King Edward VIII, who died from throat cancer 51 years ago, spent the final weeks of his life bleating “like a lamb” for his wife of 35 years Wallis Simpson, his night nurse claimed.
In the three or so weeks leading up to his death spent at the couple’s home, known as “Villa Windsor” in France, Edward was under the care of Julie Chatard Alexander.
The then 26-year-old Ms Alexander, who found the Duke of Windsor “very sweet”, was “shocked” that Wallis failed to check in on her dying husband.
This was despite the fact that Wallis was at home, in her bedroom on the same floor as Edward’s, she said.
In fact, Wallis “never” came in to see Edward and Ms Alexander said the Monarch, whose reign lasted just under a year, ended up dying in her arms.
READ MORE: The rise and fall of Edward VIII — Britain’s ‘Traitor King’
In Andrew Morton’s 2018 book Wallis in Love, Ms Alexander said: “[Wallis] never came to see him or kiss him good night or see how he was. Not once. Poor fellow.
“He would call her name over and over ‘Wallis, Wallis, Wallis, Wallis’ or ‘darling, darling, darling, darling’. It was pitiful and pathetic.

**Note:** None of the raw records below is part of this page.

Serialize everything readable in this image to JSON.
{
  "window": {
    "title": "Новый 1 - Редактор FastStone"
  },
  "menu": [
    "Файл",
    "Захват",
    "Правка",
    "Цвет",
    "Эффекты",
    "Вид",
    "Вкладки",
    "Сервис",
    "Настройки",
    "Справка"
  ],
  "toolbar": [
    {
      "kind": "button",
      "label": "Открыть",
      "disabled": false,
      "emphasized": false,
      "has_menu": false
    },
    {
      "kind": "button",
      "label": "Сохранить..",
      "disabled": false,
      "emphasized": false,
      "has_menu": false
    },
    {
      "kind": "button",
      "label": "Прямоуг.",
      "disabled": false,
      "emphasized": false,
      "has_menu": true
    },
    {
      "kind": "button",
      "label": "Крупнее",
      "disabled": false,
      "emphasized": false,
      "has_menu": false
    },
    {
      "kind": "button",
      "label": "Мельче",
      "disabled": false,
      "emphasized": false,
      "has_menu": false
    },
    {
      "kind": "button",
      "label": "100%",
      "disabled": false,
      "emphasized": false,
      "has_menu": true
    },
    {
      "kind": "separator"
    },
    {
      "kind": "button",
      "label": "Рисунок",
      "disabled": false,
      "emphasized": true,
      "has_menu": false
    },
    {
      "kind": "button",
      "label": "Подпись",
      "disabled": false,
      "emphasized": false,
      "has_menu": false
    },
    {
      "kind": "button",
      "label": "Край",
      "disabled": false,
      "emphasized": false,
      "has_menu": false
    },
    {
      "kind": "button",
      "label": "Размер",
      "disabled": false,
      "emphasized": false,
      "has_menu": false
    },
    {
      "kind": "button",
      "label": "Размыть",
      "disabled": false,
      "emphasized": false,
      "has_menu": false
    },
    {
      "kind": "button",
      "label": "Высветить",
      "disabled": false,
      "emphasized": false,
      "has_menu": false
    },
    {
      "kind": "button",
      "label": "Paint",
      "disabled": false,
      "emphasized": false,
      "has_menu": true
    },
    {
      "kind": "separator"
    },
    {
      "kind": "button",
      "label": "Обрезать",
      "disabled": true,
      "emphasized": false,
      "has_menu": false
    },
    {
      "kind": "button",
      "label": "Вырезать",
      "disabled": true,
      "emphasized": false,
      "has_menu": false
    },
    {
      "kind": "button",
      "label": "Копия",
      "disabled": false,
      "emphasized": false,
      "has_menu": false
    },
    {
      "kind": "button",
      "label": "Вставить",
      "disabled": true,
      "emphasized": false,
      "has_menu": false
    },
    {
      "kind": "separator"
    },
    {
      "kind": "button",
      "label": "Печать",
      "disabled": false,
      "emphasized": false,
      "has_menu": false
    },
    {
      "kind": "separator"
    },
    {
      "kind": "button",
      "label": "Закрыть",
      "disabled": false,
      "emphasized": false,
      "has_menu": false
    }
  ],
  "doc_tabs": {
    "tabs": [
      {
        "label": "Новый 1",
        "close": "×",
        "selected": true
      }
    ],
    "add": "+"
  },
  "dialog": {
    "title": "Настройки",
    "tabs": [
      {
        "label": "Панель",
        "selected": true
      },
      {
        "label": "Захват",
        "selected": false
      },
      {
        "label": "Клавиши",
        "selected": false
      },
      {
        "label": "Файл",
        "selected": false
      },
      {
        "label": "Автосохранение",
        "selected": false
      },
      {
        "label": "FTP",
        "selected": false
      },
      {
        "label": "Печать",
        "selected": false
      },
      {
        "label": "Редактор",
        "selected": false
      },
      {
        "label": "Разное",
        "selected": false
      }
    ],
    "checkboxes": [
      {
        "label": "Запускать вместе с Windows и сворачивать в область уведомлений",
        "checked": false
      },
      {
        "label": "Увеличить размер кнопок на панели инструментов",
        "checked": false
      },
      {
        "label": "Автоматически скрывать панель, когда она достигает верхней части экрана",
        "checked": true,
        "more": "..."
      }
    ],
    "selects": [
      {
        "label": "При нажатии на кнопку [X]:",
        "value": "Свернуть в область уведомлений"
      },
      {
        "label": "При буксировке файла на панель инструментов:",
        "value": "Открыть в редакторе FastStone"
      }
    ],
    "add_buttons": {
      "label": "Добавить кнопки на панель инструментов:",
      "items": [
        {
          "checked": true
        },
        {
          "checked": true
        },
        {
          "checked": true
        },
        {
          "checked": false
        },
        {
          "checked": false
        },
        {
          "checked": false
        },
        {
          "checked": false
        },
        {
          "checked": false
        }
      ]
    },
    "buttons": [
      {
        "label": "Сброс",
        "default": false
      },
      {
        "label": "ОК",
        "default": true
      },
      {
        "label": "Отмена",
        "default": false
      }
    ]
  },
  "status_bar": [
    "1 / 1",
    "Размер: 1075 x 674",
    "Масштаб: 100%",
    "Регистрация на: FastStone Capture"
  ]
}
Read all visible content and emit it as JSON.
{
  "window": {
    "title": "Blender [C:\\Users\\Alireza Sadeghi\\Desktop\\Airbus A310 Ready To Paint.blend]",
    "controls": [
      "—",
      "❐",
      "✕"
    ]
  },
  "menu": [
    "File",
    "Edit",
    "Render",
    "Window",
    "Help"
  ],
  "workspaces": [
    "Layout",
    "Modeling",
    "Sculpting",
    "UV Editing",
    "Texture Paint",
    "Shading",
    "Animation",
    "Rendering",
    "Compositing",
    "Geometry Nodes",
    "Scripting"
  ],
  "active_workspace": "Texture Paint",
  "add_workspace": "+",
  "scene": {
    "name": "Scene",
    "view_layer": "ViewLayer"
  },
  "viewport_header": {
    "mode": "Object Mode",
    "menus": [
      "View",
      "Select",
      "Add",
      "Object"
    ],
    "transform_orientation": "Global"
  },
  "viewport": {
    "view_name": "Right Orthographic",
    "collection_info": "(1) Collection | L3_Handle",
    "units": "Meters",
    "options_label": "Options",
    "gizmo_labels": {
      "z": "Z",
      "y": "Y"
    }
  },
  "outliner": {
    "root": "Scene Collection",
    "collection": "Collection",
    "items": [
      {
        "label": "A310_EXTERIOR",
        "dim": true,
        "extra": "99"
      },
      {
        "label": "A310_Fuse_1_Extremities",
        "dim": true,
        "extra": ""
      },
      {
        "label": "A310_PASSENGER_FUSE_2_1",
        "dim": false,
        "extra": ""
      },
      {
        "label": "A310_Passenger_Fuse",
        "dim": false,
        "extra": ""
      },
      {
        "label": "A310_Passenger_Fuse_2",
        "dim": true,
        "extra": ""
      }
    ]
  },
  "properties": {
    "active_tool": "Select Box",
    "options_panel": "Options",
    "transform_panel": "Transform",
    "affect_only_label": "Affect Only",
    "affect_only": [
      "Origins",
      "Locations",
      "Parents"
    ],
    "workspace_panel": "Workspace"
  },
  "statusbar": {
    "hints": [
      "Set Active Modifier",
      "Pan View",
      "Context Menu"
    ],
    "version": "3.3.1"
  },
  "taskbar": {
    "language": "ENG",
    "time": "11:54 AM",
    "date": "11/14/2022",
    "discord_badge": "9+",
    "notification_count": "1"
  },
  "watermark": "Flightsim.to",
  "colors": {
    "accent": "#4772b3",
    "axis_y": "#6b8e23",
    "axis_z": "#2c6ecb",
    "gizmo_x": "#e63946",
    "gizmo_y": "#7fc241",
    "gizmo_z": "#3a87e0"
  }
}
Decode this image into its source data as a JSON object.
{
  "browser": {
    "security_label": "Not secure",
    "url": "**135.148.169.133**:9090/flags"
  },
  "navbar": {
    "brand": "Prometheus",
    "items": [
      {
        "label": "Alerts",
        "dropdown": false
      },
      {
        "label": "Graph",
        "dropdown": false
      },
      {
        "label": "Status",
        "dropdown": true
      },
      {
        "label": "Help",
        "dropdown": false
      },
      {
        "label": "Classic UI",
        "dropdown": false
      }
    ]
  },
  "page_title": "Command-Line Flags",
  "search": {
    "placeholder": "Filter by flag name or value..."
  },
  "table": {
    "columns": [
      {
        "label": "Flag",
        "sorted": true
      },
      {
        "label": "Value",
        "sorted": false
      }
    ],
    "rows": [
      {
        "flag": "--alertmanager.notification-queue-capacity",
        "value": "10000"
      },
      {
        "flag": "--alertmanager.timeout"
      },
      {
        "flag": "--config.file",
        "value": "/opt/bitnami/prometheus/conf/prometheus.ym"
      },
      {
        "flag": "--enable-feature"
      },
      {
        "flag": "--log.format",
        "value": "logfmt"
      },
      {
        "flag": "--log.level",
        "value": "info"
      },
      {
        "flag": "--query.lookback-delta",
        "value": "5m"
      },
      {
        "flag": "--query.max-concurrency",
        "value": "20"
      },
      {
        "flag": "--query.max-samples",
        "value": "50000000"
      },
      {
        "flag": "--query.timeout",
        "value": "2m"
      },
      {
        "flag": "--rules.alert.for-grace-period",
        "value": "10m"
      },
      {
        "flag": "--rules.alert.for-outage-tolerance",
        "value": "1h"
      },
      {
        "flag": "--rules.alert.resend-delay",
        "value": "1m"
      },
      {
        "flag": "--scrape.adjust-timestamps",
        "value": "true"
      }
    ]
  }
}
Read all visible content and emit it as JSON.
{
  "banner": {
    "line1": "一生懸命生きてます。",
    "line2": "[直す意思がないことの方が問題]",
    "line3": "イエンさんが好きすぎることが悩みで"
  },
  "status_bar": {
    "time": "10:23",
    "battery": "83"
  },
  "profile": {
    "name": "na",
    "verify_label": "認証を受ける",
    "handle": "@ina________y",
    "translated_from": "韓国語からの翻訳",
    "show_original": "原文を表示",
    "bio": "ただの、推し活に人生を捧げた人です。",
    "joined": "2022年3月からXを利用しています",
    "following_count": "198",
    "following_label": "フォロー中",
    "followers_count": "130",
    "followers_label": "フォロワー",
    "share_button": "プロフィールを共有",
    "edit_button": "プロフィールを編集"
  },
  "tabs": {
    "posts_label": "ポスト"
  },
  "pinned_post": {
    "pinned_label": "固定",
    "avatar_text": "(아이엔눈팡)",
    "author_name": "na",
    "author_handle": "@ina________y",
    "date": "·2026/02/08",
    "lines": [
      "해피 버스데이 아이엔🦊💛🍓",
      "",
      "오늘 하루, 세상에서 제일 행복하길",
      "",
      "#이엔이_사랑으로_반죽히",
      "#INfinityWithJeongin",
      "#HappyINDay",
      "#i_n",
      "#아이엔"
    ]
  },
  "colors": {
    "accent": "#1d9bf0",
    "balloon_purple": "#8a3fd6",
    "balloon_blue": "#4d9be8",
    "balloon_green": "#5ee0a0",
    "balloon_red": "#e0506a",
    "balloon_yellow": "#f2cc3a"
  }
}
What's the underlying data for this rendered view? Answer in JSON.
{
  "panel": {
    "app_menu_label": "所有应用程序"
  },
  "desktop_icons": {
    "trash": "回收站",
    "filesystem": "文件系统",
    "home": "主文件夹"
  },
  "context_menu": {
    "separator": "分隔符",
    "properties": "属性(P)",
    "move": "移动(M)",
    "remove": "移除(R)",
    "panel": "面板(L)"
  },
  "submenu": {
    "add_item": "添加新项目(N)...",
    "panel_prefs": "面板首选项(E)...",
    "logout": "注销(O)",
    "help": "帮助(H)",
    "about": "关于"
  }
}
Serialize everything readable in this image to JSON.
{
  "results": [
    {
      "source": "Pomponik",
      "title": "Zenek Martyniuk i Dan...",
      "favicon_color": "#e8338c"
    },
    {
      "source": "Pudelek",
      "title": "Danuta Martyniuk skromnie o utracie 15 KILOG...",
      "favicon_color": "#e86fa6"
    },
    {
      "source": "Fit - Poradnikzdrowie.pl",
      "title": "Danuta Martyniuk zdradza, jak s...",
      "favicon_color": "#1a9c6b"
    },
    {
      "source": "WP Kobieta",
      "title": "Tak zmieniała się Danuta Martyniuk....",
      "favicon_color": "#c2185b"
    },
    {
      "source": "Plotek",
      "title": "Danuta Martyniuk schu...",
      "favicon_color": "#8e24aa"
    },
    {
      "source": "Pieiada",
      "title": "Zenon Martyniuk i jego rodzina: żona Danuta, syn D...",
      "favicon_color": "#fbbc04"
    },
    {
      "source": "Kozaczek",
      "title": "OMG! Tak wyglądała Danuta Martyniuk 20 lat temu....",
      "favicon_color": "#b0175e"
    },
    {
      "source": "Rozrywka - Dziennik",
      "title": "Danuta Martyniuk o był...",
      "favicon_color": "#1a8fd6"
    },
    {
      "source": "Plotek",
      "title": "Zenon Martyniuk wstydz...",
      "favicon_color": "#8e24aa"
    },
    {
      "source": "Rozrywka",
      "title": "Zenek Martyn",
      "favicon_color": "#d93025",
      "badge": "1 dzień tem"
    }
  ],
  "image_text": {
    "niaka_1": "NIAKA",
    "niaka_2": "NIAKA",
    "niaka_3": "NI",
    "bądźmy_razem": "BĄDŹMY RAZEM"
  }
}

Just so sad, like a lamb calling for its mother.”
According to Mr Morton’s biography, Wallis had feelings for her friend Katherine Moore’s husband, Herman Rogers, the World War One veteran and businessman.
In fact, he claims that there was a “very odd triangular relationship” between Wallis, Edward and Herman with the Duke said to be more like a child than a partner to Wallis.
He continued: “[Wallis] told Herman’s second wife, Lucy Wann, that he was the only man she had ever truly loved.
“Herman acted at times more like Wallis’s husband than her friend. And Edward acted more like her little boy than her husband.”
When Edward finally succumbed to death in the early hours of May 28, 1972, Ms Alexander remembered pitying the former King who she felt had died in the wrong woman’s arms.
The nurse, who like Wallis grew up in Baltimore, Maryland, recalled thinking: “The poor Duke of Windsor died in the arms of the wrong Baltimore woman.”
While some accounts claim that Edward died in Wallis’s arms, the couple’s secretary John Utter told writer Hugo Vickers that she was asleep when he died, adding that he had had to wake her to break the news.
When Edward abdicated decades earlier, he told the nation and the world that he did so for the woman that he loved. It follows that many believe his and Wallis’s was one of the “great love affairs” of the twentieth century.
Yet historian Andrew Lownie, writing in his 2021 book Traitor King, highlighted that others felt the American socialite was “trapped in a marriage that she had never wanted”.
According to their friend Mona Eldridge, quoted in Mr Lownie’s book, they both lived unhappy lives. She said: “The Duke and Duchess led totally self-centred lives; there was no consideration for anything but the gratification of their own needs. The life they led was borne out of disappointment, frustration and unfulfilled expectations.”
Similarly, Mr Lownie writes that the Duke and Duchess’s marriage was quite the “contrary” to a great romance. He said Wallis was “emotionally blackmailed” into marriage, only sticking it out because “she had no other option”.
He continued: “She had been attracted to him as Prince of Wales and King, but that attraction had waned after he had given up his throne, leading to a mixture of guilt, pity, dissatisfaction, boredom and irritation.
“The affairs, the constant shopping, the travel and entertaining were an attempt to provide some stimulation in a life with little meaning and with a man she did not love.”
Wallis died several years after Edward from bronchial pneumonia in Paris at the age of 89 on April 24, 1986.
Andrew Morton’s Wallis in Love: The untold true passion of the Duchess of Windsor, published by Michael O’Mara in 2018, is available here.
Andrew Lownie’s Traitor King: The Scandalous Exile of the Duke and Duchess of Windsor, published by Blink Publishing in 2021, is available here.